[About this task] Look through the records below and collect all lines that hold the string "name".

[Available records]
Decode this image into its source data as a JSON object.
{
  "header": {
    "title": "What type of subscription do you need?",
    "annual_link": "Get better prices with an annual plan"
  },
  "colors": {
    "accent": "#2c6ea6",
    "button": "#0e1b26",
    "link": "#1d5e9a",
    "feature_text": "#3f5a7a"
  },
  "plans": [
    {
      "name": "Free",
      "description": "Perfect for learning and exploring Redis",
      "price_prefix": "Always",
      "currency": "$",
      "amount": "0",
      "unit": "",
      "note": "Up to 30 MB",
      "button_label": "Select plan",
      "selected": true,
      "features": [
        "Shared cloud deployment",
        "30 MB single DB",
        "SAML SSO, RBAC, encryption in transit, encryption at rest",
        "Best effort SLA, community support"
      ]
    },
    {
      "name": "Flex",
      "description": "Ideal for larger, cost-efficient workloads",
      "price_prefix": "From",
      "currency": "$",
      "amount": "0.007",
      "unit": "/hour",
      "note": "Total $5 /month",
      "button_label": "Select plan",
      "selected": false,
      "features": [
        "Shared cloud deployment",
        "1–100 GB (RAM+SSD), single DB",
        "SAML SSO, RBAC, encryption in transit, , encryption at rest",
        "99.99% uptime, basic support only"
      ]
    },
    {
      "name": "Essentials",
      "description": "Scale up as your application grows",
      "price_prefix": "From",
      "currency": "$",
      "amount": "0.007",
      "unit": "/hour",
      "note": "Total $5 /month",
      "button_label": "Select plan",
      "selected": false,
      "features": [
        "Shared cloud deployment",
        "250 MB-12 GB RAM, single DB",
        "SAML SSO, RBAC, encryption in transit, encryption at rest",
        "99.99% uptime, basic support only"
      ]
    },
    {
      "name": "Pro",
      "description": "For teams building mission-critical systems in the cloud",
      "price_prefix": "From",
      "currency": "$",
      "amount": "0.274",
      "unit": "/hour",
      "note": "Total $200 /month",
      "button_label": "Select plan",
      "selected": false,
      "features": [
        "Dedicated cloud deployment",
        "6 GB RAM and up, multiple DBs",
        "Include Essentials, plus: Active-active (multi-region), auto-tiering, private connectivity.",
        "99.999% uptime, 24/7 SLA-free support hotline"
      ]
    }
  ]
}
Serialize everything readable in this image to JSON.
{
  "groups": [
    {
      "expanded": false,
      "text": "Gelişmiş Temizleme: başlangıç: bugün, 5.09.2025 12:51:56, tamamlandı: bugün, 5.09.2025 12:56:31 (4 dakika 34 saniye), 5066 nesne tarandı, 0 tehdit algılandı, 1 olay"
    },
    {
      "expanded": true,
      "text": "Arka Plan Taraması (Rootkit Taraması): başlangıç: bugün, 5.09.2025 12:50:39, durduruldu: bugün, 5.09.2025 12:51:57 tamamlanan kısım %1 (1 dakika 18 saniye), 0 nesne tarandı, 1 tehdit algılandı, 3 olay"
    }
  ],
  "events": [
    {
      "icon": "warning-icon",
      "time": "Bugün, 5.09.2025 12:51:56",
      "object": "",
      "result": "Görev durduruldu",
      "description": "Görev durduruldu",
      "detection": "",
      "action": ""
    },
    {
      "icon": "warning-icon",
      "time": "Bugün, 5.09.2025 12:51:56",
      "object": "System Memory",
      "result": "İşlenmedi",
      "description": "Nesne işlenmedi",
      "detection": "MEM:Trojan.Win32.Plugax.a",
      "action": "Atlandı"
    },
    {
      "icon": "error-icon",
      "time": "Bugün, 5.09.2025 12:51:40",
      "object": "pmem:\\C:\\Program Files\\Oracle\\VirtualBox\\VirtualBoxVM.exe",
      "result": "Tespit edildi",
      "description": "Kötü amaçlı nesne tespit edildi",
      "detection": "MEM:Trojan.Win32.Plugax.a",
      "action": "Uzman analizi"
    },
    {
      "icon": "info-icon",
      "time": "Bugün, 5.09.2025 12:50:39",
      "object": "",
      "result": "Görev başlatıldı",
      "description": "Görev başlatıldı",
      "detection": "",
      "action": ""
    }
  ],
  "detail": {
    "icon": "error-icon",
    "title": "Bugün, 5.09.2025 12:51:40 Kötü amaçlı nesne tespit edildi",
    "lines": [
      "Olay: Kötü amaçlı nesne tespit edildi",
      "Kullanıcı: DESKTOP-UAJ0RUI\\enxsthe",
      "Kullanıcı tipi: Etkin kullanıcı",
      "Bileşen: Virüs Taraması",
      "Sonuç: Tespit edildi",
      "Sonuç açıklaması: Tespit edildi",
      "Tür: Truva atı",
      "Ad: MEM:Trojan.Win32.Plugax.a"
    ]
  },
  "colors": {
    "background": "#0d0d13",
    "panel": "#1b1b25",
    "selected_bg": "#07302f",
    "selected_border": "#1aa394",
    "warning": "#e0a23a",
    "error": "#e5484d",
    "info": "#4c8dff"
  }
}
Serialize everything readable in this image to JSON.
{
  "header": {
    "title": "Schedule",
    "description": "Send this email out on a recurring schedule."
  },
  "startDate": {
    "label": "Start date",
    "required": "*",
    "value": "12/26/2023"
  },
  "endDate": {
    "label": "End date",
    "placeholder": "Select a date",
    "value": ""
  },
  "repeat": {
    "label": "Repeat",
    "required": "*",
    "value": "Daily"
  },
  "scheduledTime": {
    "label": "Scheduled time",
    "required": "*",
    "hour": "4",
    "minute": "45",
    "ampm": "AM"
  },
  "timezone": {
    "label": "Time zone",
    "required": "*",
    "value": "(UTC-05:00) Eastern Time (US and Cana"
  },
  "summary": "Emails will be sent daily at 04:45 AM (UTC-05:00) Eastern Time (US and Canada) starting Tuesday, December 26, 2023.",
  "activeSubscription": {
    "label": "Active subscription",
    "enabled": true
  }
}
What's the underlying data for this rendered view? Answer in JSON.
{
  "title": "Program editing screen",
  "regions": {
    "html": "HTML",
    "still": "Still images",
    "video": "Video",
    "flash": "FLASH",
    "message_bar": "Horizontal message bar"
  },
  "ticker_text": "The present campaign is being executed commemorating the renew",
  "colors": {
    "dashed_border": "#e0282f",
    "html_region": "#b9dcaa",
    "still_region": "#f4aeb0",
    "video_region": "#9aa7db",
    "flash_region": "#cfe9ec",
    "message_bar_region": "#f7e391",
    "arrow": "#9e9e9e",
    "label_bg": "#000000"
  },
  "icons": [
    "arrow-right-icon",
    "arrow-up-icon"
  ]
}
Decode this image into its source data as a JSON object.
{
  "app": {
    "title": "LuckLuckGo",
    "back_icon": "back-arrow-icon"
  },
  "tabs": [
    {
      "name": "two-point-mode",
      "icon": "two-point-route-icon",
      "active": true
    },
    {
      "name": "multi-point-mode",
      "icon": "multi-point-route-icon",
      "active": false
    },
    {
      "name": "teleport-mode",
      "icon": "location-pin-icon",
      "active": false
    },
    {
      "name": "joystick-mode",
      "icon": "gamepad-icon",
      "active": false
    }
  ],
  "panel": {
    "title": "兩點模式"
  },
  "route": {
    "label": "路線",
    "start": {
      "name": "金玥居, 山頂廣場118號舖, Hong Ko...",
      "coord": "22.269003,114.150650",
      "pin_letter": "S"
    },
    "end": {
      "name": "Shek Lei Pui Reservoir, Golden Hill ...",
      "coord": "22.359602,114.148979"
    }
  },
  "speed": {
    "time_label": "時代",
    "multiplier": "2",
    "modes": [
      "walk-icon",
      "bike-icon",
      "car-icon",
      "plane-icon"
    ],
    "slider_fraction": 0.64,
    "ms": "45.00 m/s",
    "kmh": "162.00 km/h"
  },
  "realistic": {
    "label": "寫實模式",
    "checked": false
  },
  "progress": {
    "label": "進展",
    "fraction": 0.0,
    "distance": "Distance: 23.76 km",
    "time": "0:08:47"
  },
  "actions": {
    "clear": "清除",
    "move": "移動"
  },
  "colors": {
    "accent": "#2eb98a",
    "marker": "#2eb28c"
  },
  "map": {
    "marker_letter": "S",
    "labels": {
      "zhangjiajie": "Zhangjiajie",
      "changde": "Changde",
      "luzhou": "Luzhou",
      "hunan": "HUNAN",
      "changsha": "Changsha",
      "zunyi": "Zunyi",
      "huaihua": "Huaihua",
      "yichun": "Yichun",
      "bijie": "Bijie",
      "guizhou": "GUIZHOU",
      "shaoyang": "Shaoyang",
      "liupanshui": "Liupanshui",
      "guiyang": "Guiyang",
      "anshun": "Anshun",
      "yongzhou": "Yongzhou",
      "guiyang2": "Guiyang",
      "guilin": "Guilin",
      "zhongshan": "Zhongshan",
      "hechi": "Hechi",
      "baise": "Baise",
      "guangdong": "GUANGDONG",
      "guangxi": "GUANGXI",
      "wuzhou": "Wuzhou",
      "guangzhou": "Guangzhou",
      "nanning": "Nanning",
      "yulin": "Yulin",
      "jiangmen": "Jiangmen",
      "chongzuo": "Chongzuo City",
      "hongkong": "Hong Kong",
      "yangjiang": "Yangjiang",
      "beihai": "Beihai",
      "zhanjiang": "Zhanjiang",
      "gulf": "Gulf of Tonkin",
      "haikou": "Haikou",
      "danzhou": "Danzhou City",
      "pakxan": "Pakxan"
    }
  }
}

[Output for this task]
      "name": "Free",
      "name": "Flex",
      "name": "Essentials",
      "name": "Pro",
      "name": "two-point-mode",
      "name": "multi-point-mode",
      "name": "teleport-mode",
      "name": "joystick-mode",
      "name": "金玥居, 山頂廣場118號舖, Hong Ko...",
      "name": "Shek Lei Pui Reservoir, Golden Hill ...",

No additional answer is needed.